Not only will the monetary amounts made by the expert provide fodder for cross-examination, but the sheer number of times the expert has appeared in court will, oftentimes, offend the jury. If done properly, the jury will see, in short order, that the witness is far more devoted to litigation than he is to his own field of practice.

Q: Dr. Sadman this isn’t the first time you have appeared in court, correct?

Q: You have been testifying for more than 25 years?

Q: You have been working with law firms in many different states, true?

Q: You’ve testified between three and six times per year, correct?

Q: And you’ve testified for [law firm] alone two times a year for the last seven years, correct?

Q: It’s quite a lucrative business, isn’t it?

A: That depends on what you mean by lucrative.

Q: Well let’s see, you make a specific salary at State College correct?

Q: How much do you make per day at State College?

A: I don’t know.

Q: But you do know how much you make for one day of testifying in court, right?

Q: You make at least $3,000, true?

Q: In fact you testify so often that you even have a preprinted price list for lawyers, right?

Q: And in that price list you have a mandatory minimum of $3,300 for any part of one day in court, true?

Q: You even have a mandatory minimum to evaluate a case for lawyers, true?

Q: For new accounts you even demand an up-front payment of $2,500, correct?

Q: So let’s compare your teaching salary to your testifying salary.
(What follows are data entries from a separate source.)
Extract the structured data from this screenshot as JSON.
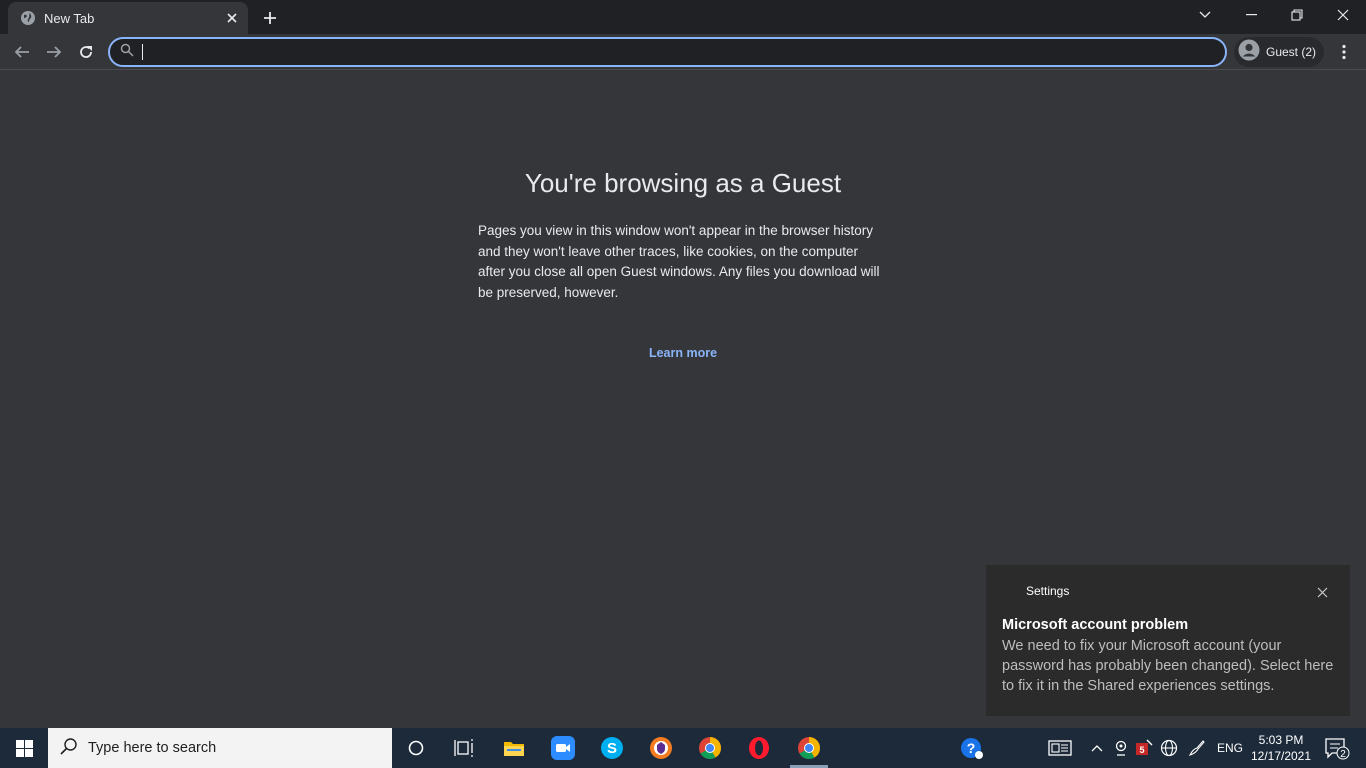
{
  "tab": {
    "title": "New Tab"
  },
  "omnibox": {
    "value": "",
    "placeholder": ""
  },
  "profile": {
    "label": "Guest (2)"
  },
  "guest_page": {
    "title": "You're browsing as a Guest",
    "description": "Pages you view in this window won't appear in the browser history and they won't leave other traces, like cookies, on the computer after you close all open Guest windows. Any files you download will be preserved, however.",
    "learn_more": "Learn more"
  },
  "toast": {
    "app": "Settings",
    "title": "Microsoft account problem",
    "body": "We need to fix your Microsoft account (your password has probably been changed). Select here to fix it in the Shared experiences settings."
  },
  "taskbar": {
    "search_placeholder": "Type here to search",
    "language": "ENG",
    "time": "5:03 PM",
    "date": "12/17/2021",
    "notification_count": "2",
    "pinned_apps": [
      "cortana-icon",
      "task-view-icon",
      "file-explorer-icon",
      "zoom-icon",
      "skype-icon",
      "avast-browser-icon",
      "chrome-icon",
      "opera-icon",
      "chrome-active-icon"
    ]
  },
  "colors": {
    "accent": "#8ab4f8",
    "page_bg": "#35363a",
    "tabstrip_bg": "#202124",
    "taskbar_bg": "#1c2a3a"
  }
}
We can agree, can’t we, that litigation is far more lucrative than teaching, right?

Often the professional testifier will skimp on the work that should have been done to form the basis of his opinion. While he might know that there were many depositions taken in the case, oftentimes he will not review all of them or only review them in a cursory manner. By challenging the expert’s lack of familiarity with the deposition testimony the expert can be further discredited. With this approach, the cross examiner can test the waters to see whether the witness is fully familiar with the pretrial depositions. One of the easiest ways to proceed is to start by asking low-risk, open-ended questions:

Q: You’ve told us you reviewed the pretrial depositions, correct?
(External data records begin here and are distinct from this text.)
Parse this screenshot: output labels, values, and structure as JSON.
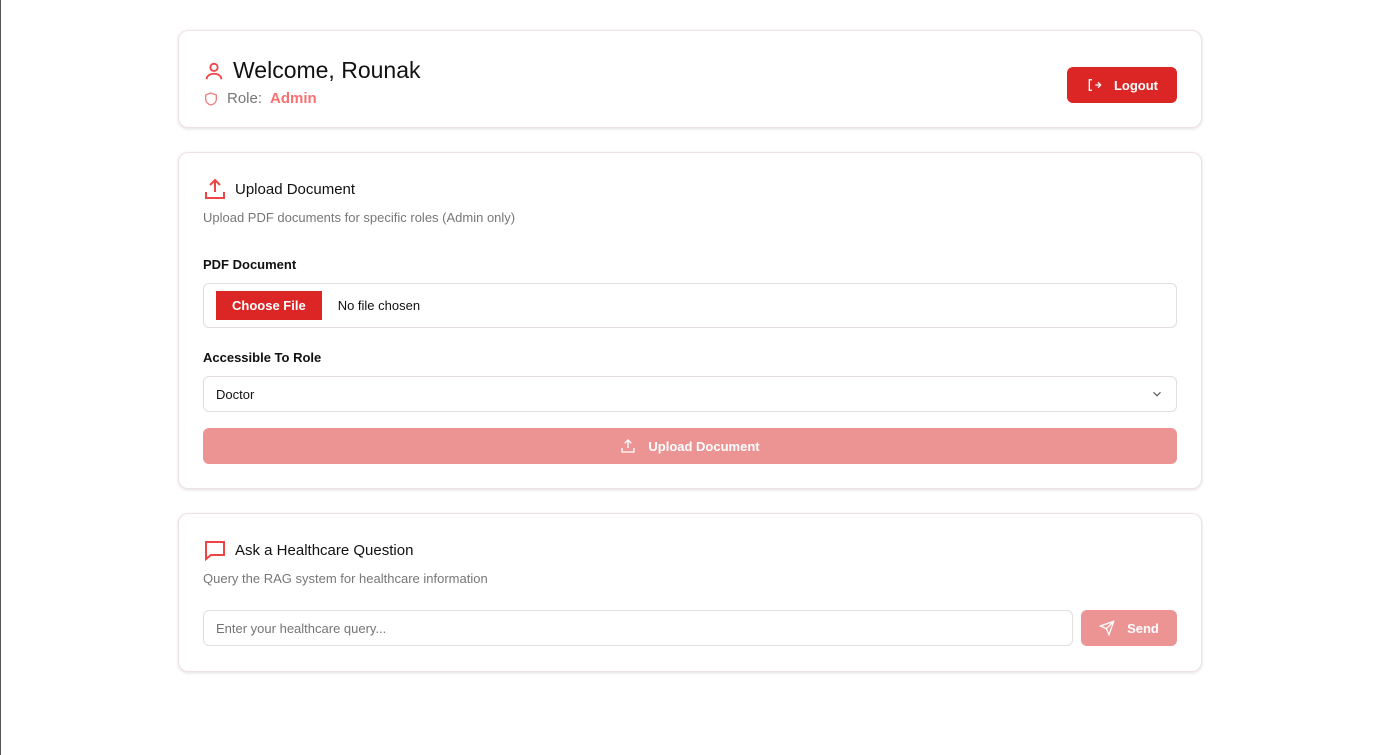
{
  "header": {
    "welcome": "Welcome, Rounak",
    "role_label": "Role:",
    "role_value": "Admin",
    "logout": "Logout"
  },
  "upload": {
    "title": "Upload Document",
    "subtitle": "Upload PDF documents for specific roles (Admin only)",
    "pdf_label": "PDF Document",
    "choose_file": "Choose File",
    "no_file": "No file chosen",
    "role_label": "Accessible To Role",
    "role_selected": "Doctor",
    "submit": "Upload Document"
  },
  "ask": {
    "title": "Ask a Healthcare Question",
    "subtitle": "Query the RAG system for healthcare information",
    "placeholder": "Enter your healthcare query...",
    "send": "Send"
  },
  "colors": {
    "accent": "#dc2626",
    "disabled": "#ec9494"
  }
}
Q: How many depositions in total were taken of the various witnesses?

Q: How many times was the plaintiff deposed?

A: I’m not sure.
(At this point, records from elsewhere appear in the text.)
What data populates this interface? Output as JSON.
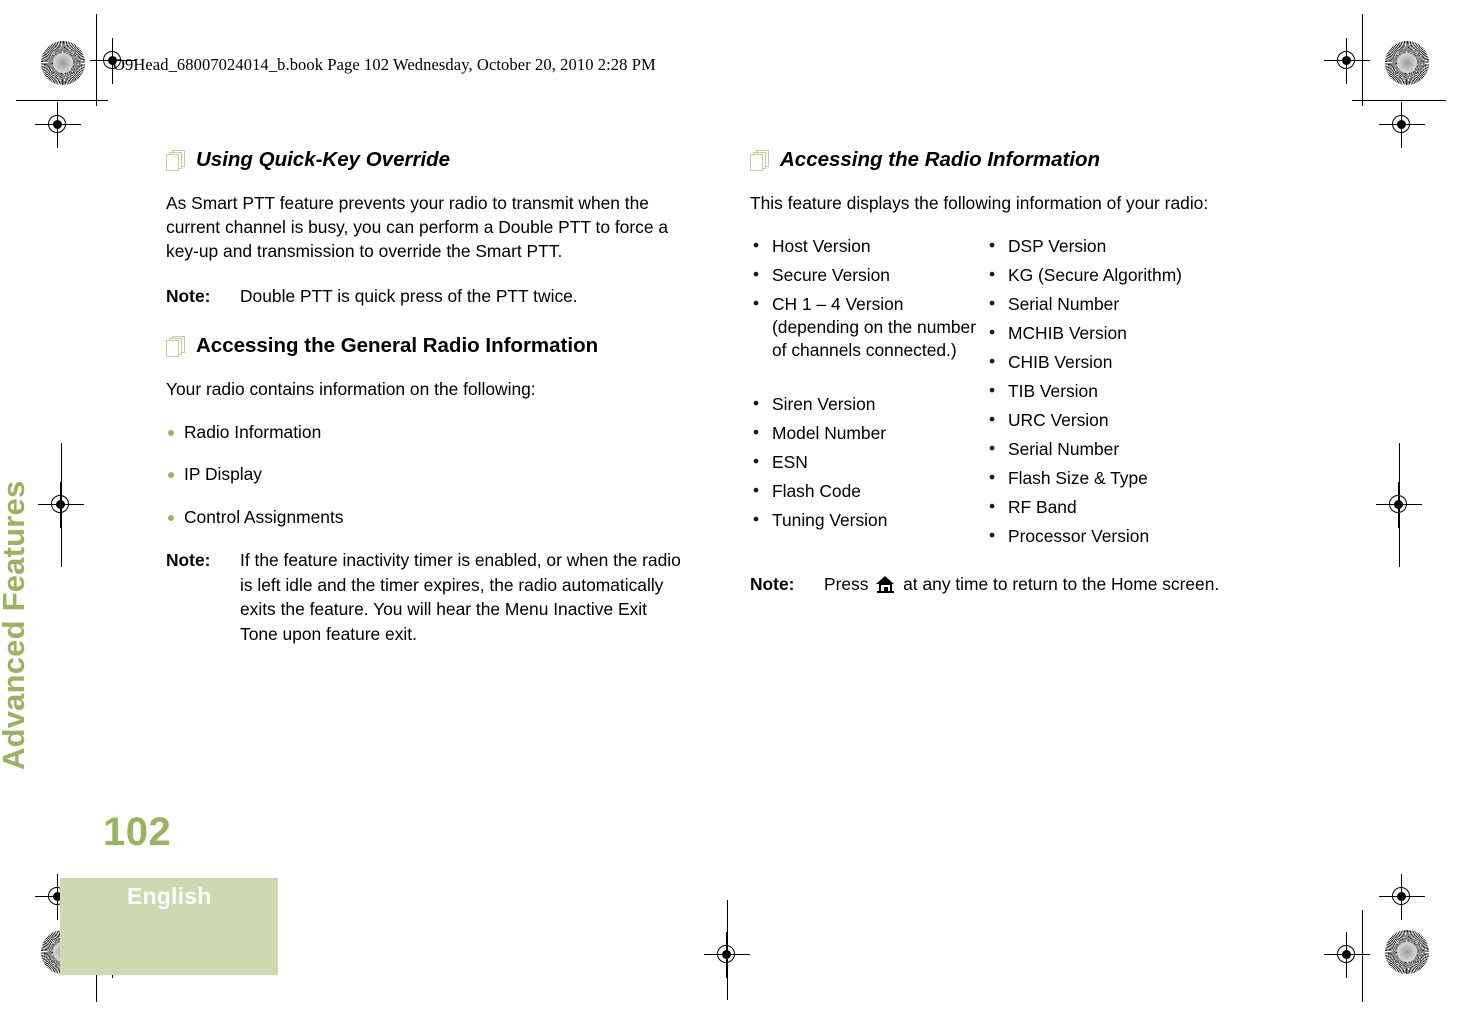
{
  "page": {
    "file_header": "O9Head_68007024014_b.book  Page 102  Wednesday, October 20, 2010  2:28 PM",
    "side_tab": "Advanced Features",
    "folio": "102",
    "language": "English",
    "accent_green": "#9bb35e",
    "block_green": "#cdd9ae",
    "icon_green": "#c2d19b"
  },
  "left_column": {
    "section1": {
      "icon": "pages-icon",
      "heading": "Using Quick-Key Override",
      "paragraph": "As Smart PTT feature prevents your radio to transmit when the current channel is busy, you can perform a Double PTT to force a key-up and transmission to override the Smart PTT.",
      "note_label": "Note:",
      "note_text": "Double PTT is quick press of the PTT twice."
    },
    "section2": {
      "icon": "pages-icon",
      "heading": "Accessing the General Radio Information",
      "paragraph": "Your radio contains information on the following:",
      "bullets": [
        "Radio Information",
        "IP Display",
        "Control Assignments"
      ],
      "note_label": "Note:",
      "note_text": "If the feature inactivity timer is enabled, or when the radio is left idle and the timer expires, the radio automatically exits the feature. You will hear the Menu Inactive Exit Tone upon feature exit."
    }
  },
  "right_column": {
    "section1": {
      "icon": "pages-icon",
      "heading": "Accessing the Radio Information",
      "paragraph": "This feature displays the following information of your radio:",
      "spec_column_1": [
        "Host Version",
        "Secure Version",
        "CH 1 – 4 Version (depending on the number of channels connected.)",
        "Siren Version",
        "Model Number",
        "ESN",
        "Flash Code",
        "Tuning Version"
      ],
      "spec_column_2": [
        "DSP Version",
        "KG (Secure Algorithm)",
        "Serial Number",
        "MCHIB Version",
        "CHIB Version",
        "TIB Version",
        "URC Version",
        "Serial Number",
        "Flash Size & Type",
        "RF Band",
        "Processor Version"
      ],
      "note_label": "Note:",
      "note_text_before": "Press",
      "note_icon": "home-icon",
      "note_text_after": "at any time to return to the Home screen."
    }
  }
}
Q: Did you ever check to make sure you had all the depositions before rendering your opinion?

Q: How many times was the construction foreman deposed?

A: I’m not sure.

Q: Who was the construction foreman?

Q: Who was the city representative in this case?

A: I’m not sure.

Q: But, of course, you conducted a full, fair, thorough and complete evaluation, right?

Conclusion

Challenging the credentials of an adverse expert witness while being prepared for the collateral attack on your own expert requires thorough independent research. Too often attorneys will accept as true, noteworthy and reliable the stated qualifications on an expert’s curriculum vitae. The qualifications of the expert, the groups, associations and societies to which he or she belongs, as well as the adequacy of the research and preparation done by the expert must be scrutinized and challenged.

Failing to perform even the most basic independent inquiry into the qualifications and background of an expert witness is a missed opportunity at developing fertile material for a collateral attack at trial. Similarly, the failure to perform that research on your own witness could leave you susceptible to a disastrous collateral attack that could have been minimized on direct.

Ben Rubinowitz is a partner at Gair, Gair, Conason, Steigman, Mackauf, Bloom & Rubinowitz and an adjunct professor at Hofstra University School of Law and Cardozo Law School. Evan Torgan is a member of Torgan & Cooper. They can be reached at speak2ben@aol.com and info@torgancooper.com. Peter J. Saghir, an associate at Gair Gair, assisted in the preparation of this article.

Endnotes:

1. Although the name of the expert has been changed, the questions herein were taken from an actual cross-examination of an expert at trial.